European companies spend 10 times more on patents than their American and Japanese rivals. A single patent is a critical element of several EU strategies, including the single market, industrial policy and the ‘Innovation Union'.
Several rotating presidents had promised to resolve the issue, only to fail. But under Belgium, the vision of an EU patent came into sharper focus: while Economy Minister Vincent van Quickenborne was unable to forge a unanimous agreement, he did get 23 member states to agree to work together under a rarely-used tactic known as ‘enhanced cooperation'.
The move increases pressure on Italy and Spain, the EU patent's most vocal opponents, as well as two other hesitant members. The Czech Republic called for an impact assessment of enhanced cooperation, while Cyprus said it still hoped for a unanimous decision.
Establishing the European External Action Service was a top priority of the Lisbon Treaty. The ambition was to give the European Union a single and louder voice on the world stage.
Building on the efforts of the Spanish Presidency, the Belgians were able to win approval for the new European diplomatic service. And in October, Belgium forged a compromise on staffing, finances and the 2010 budget. That cleared the way for EU foreign affairs chief Catherine Ashton to appoint her managerial team, which formally began operations on 1 December.
With regard to enlarging the EU, the Belgian Presidency set out to be an "honest broker".
In July, accession negotiations were officially opened with Iceland. With Croatia, negotiations began in five key areas and concluded in five others. And talks with Serbia entered a new phase because Belgium had to drop its previous opposition, which put pressure on the Netherlands to cave in.
The Belgians had hoped to start discussions with Turkey on competition issues, but there was no progress on Turkey's bid to join the EU and talks set for 22 December were cancelled.
Steven Vanackere, Belgium's foreign minister, told European Voice that Turkey's implementation of new competition rules was "a bit too slow".
In trade relations, the EU agreed in September to sign a tax-free pact with South Korea and to grant Pakistan trade concessions after destructive flooding.
EU officials say the agreement – the most ambitious ever concluded by the Union – will create about 19 billion euros of new exports for EU producers. Combined EU-South Korea trade in goods totalled about €53 billion in 2009, according to EU figures.
Despite opposition behind the scenes, plans to let Europeans seek medical treatment in other countries in the 27-country bloc surged forward in December when EU countries gave the dossier their stamp of approval.
The new rules would help retirees living abroad, people with rare diseases and those living near borders to get the best health care. Currently, only about 1%, or €10 billion, of public health budgets are spent on cross-border health care per year, although that figure could rise with standardised rules for authorisation and reimbursement.
The deal, reached at ambassador level (Coreper), paved the way for a vote in the European Parliament on 19 January and meant that the Cross-border Health Care Directive could be in force as early as 2013.

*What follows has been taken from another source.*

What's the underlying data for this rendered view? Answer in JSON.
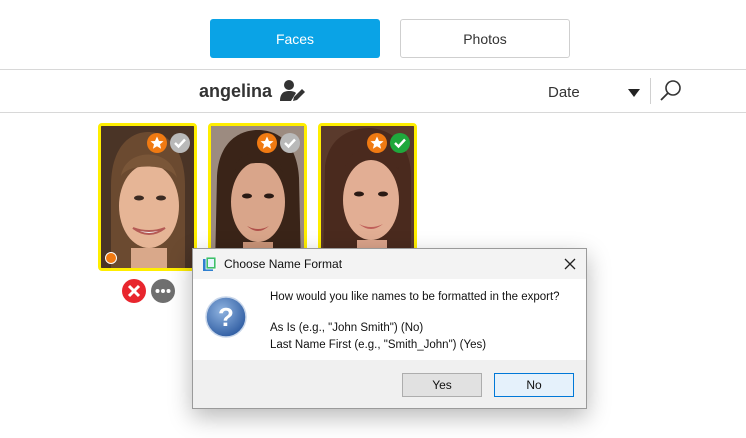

On the environment, the Belgians struck a compromise in October to let member states increase road tolls for trucks laden with goods or materials because they burn more fuel and increase pollution. Negotiations on the so-called Eurovignette Directive had been stalled for two years, but the changes drew plenty of fire.
The freight sector denounced the additional taxes, saying it would only increase prices for products shipped by truck, while the Greens criticised the deal for making too many concessions to businesses.
Among other environmental achievements were new rules on toxic chemicals in electric devices. A revised version of the Restrictions on Hazardous Substances (RoHS) Directive left little room for exemptions and listed a number of new substances for more scientific scrutiny.